Harm to consumers
The report outlines how these restrictions have a real and detrimental effect on consumers. For example, ‘free’ products and services offered by these ‘monopolies’ typically come with a price of some form, usually in the form of consumers exchanging their data. Penrose notes that it is impossible for anyone to know the price we are paying for these products, if we don’t know the value of the data we’re signing away.
This means that it’s impossible to know if we are being ripped off or getting a bargain, or to compare it to a rival offer which might be better.
Switching is also harder for consumers if services are less interoperable. This could also mean that firms take their users for granted, because they know it will be hard to move profiles and data to a new or rival service.
The result? A distinct lack of competition and choice. The report states:
The monopolies and barriers to entry mean innovative new companies can’t get a look in. While the early years of the internet saw dynamic competition with new and better products and services launching all the time, things are now much slower.
The major players have remained largely the same for the last decade, and their products have changed at a much lower pace. Potentially-exciting new challenger products and services are being blocked or throttled, so consumers have less choice than in the past.
As noted above, Britain is creating a new digital markets unit that will be created within the CMA, with powers to create extra-strong upfront regulations to deal with competition in digital markets. Penrose argues that this is “exactly the right thing to do”, as every sector is digitising and new entrepreneurial firms could emerge to create new digital network monopolies at any time.
However, the new unit also poses a threat that needs to be avoided too, he adds. Penrose writes:
It will have modern versions of the same extra-strong upfront powers as long-established sector regulators like Ofwat, Ofcom and Ofgem. Because these upfront powers are so strong, and usually quicker and easier to use than normal competition and consumer laws as well, the temptation for any regulator is to use them more and more, and the workaday competition and consumer ones less and less.
So upfront powers are a headily-addictive drug for regulators to use, but they come with a high cost because they add far more red tape costs and regulatory burdens than traditional competition and consumer powers too. As a result, upfront powers create a high risk of ‘regulatory creep’ which adds red tape costs steadily over time; the huge growth in cost, time and complexity of price control decisions in the long-established sector regulators over the last 30 years shows what can happen.
As such, the new digital unit – which Penrose argues should be dubbed the NDMU, as highlighted above – should have its extra-strong upfront powers tightly ring-fenced, in order to prevent this regulatory creed. Otherwise there is a risk that they could spread to cover every digital sector of the economy.
NDMU should focus on individual firms that own and run network and data monopolies, rather than to the rest of the sector in which they work, and only apply to problems which CMA’s existing competition and consumer powers can’t solve already.
It’s an important time for the UK to be considering this work.
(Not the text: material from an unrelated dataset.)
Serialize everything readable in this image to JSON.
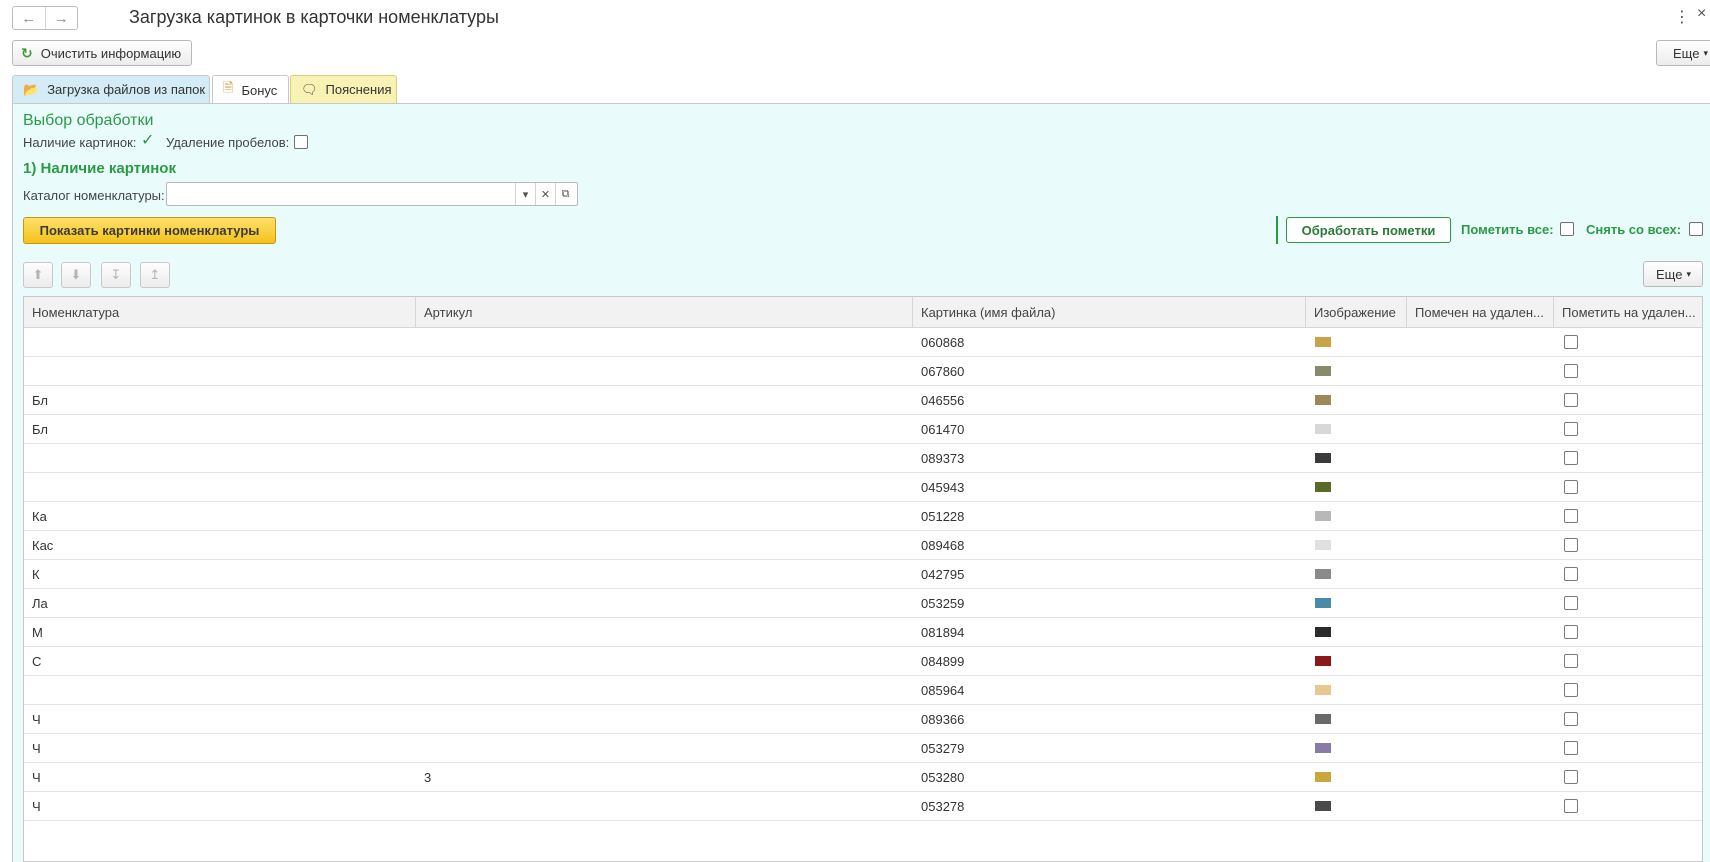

The pandemic and Brexit have created a distinctly challenging environment for the British economy. Balancing the desire to have these internet monopolies invest in the UK, whilst creating a competitive environment that allows for British entrants to thrive is not easy. However, there are standards that Penrose addresses that can help consumers. For example, helping consumers understand where their data is and what it is worth to these companies, for starters. Equally, regulating for the interoperability of these services, to allow for easy switching (as has been done with banking), should bolster competition in the market. None of this will be a quick fix, however, and there will be an ongoing battle of wills (and power) for years to come.